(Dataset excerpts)
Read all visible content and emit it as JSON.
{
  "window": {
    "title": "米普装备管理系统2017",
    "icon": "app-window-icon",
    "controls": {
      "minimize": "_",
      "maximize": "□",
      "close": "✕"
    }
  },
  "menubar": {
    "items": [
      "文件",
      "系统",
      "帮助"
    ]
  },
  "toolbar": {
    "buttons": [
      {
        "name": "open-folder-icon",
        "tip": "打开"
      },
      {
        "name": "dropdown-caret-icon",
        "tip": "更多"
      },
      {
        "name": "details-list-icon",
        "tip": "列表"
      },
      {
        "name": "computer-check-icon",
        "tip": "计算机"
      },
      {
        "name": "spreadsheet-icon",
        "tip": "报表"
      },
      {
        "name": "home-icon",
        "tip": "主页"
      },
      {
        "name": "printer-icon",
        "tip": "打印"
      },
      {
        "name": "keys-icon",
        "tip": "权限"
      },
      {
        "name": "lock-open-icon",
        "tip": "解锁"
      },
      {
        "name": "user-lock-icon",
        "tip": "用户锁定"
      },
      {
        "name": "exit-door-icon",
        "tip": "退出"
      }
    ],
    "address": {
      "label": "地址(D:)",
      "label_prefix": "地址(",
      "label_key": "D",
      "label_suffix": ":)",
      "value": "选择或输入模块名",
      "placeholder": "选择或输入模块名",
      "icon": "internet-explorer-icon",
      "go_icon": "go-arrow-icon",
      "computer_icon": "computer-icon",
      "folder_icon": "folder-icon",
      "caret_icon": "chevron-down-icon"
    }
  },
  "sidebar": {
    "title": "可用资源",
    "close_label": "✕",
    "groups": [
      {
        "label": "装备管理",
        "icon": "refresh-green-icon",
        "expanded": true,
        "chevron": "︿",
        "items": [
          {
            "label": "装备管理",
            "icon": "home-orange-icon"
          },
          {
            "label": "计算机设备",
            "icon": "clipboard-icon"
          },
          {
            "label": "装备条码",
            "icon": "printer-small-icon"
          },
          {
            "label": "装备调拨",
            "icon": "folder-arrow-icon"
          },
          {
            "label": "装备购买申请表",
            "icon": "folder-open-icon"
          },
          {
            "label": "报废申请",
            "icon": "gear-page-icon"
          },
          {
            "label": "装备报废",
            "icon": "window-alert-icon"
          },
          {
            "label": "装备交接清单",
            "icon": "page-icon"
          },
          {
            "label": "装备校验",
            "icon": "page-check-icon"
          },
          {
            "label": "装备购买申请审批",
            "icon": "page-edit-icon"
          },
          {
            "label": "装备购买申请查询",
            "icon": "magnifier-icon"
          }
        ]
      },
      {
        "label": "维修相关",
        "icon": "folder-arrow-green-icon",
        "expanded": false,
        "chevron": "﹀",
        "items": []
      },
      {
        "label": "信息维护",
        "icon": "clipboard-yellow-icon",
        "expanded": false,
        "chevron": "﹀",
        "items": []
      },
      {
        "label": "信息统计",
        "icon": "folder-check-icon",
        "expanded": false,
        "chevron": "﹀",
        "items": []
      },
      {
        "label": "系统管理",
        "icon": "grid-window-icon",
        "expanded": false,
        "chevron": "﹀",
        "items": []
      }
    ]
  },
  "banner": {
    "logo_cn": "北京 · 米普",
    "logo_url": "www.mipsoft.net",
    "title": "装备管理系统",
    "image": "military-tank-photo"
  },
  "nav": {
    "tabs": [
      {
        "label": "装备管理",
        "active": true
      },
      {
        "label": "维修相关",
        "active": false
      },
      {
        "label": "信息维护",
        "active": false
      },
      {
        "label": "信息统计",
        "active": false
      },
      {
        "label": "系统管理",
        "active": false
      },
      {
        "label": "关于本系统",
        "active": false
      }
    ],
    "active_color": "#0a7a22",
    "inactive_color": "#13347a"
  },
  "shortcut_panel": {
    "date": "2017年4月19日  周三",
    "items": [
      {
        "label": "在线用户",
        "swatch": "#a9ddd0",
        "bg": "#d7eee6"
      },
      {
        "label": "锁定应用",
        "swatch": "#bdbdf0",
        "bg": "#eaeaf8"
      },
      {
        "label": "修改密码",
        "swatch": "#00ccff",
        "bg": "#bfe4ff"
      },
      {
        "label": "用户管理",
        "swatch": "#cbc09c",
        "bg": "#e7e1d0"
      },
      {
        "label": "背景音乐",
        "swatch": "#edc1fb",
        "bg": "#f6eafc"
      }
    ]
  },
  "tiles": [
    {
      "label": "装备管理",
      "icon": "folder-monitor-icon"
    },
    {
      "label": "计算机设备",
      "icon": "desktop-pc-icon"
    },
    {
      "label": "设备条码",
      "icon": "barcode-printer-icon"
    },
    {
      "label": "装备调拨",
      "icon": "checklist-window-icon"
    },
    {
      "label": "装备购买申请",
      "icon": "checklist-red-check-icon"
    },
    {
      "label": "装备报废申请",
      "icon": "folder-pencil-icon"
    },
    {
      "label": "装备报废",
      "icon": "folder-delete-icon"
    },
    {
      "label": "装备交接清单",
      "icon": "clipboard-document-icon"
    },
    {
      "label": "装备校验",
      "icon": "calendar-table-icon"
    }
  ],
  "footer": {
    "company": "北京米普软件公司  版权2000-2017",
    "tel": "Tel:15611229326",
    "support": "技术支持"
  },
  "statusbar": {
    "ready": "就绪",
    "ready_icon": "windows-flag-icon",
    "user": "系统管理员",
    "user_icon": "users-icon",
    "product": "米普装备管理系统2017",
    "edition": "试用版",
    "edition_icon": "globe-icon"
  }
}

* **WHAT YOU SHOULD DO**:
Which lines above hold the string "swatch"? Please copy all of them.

* **TASK RESPONSE**:
        "swatch": "#a9ddd0",
        "swatch": "#bdbdf0",
        "swatch": "#00ccff",
        "swatch": "#cbc09c",
        "swatch": "#edc1fb",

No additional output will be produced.